(Data records)
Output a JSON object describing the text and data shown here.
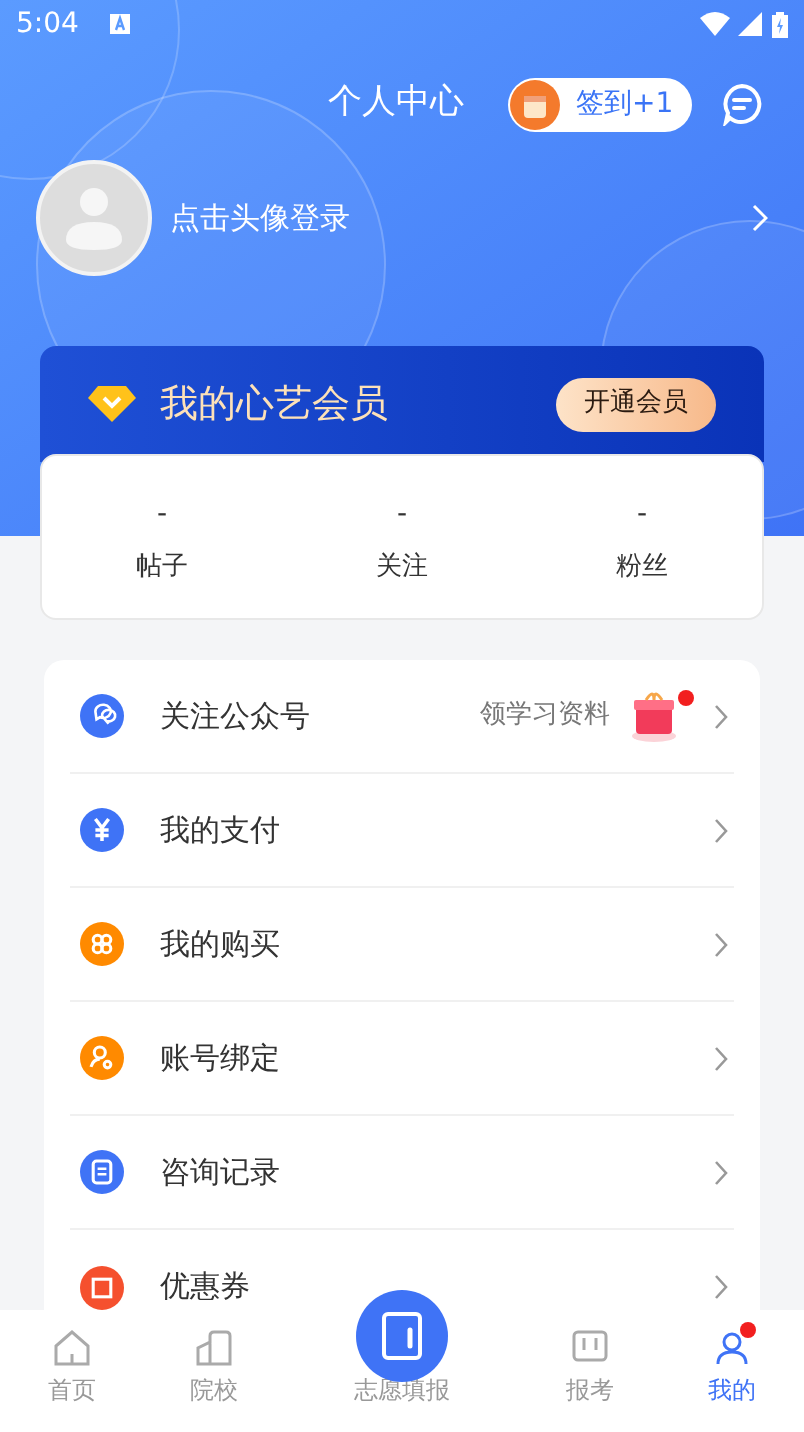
{
  "status_bar": {
    "time": "5:04"
  },
  "header": {
    "title": "个人中心",
    "checkin": "签到+1"
  },
  "profile": {
    "login_prompt": "点击头像登录"
  },
  "membership": {
    "title": "我的心艺会员",
    "button": "开通会员",
    "stats": [
      {
        "value": "-",
        "label": "帖子"
      },
      {
        "value": "-",
        "label": "关注"
      },
      {
        "value": "-",
        "label": "粉丝"
      }
    ]
  },
  "menu": [
    {
      "label": "关注公众号",
      "hint": "领学习资料",
      "dot": true
    },
    {
      "label": "我的支付"
    },
    {
      "label": "我的购买"
    },
    {
      "label": "账号绑定"
    },
    {
      "label": "咨询记录"
    },
    {
      "label": "优惠券"
    }
  ],
  "tab_bar": [
    {
      "label": "首页",
      "selected": false,
      "dot": false
    },
    {
      "label": "院校",
      "selected": false,
      "dot": false
    },
    {
      "label": "志愿填报",
      "selected": false,
      "dot": false
    },
    {
      "label": "报考",
      "selected": false,
      "dot": false
    },
    {
      "label": "我的",
      "selected": true,
      "dot": true
    }
  ]
}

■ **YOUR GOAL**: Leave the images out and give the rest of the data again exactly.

■ **EXERCISE ANSWER**:
Output a JSON object describing the text and data shown here.
{
  "status_bar": {
    "time": "5:04"
  },
  "header": {
    "title": "个人中心",
    "checkin": "签到+1"
  },
  "profile": {
    "login_prompt": "点击头像登录"
  },
  "membership": {
    "title": "我的心艺会员",
    "button": "开通会员",
    "stats": [
      {
        "value": "-",
        "label": "帖子"
      },
      {
        "value": "-",
        "label": "关注"
      },
      {
        "value": "-",
        "label": "粉丝"
      }
    ]
  },
  "menu": [
    {
      "label": "关注公众号",
      "hint": "领学习资料",
      "dot": true
    },
    {
      "label": "我的支付"
    },
    {
      "label": "我的购买"
    },
    {
      "label": "账号绑定"
    },
    {
      "label": "咨询记录"
    },
    {
      "label": "优惠券"
    }
  ],
  "tab_bar": [
    {
      "label": "首页",
      "selected": false,
      "dot": false
    },
    {
      "label": "院校",
      "selected": false,
      "dot": false
    },
    {
      "label": "志愿填报",
      "selected": false,
      "dot": false
    },
    {
      "label": "报考",
      "selected": false,
      "dot": false
    },
    {
      "label": "我的",
      "selected": true,
      "dot": true
    }
  ]
}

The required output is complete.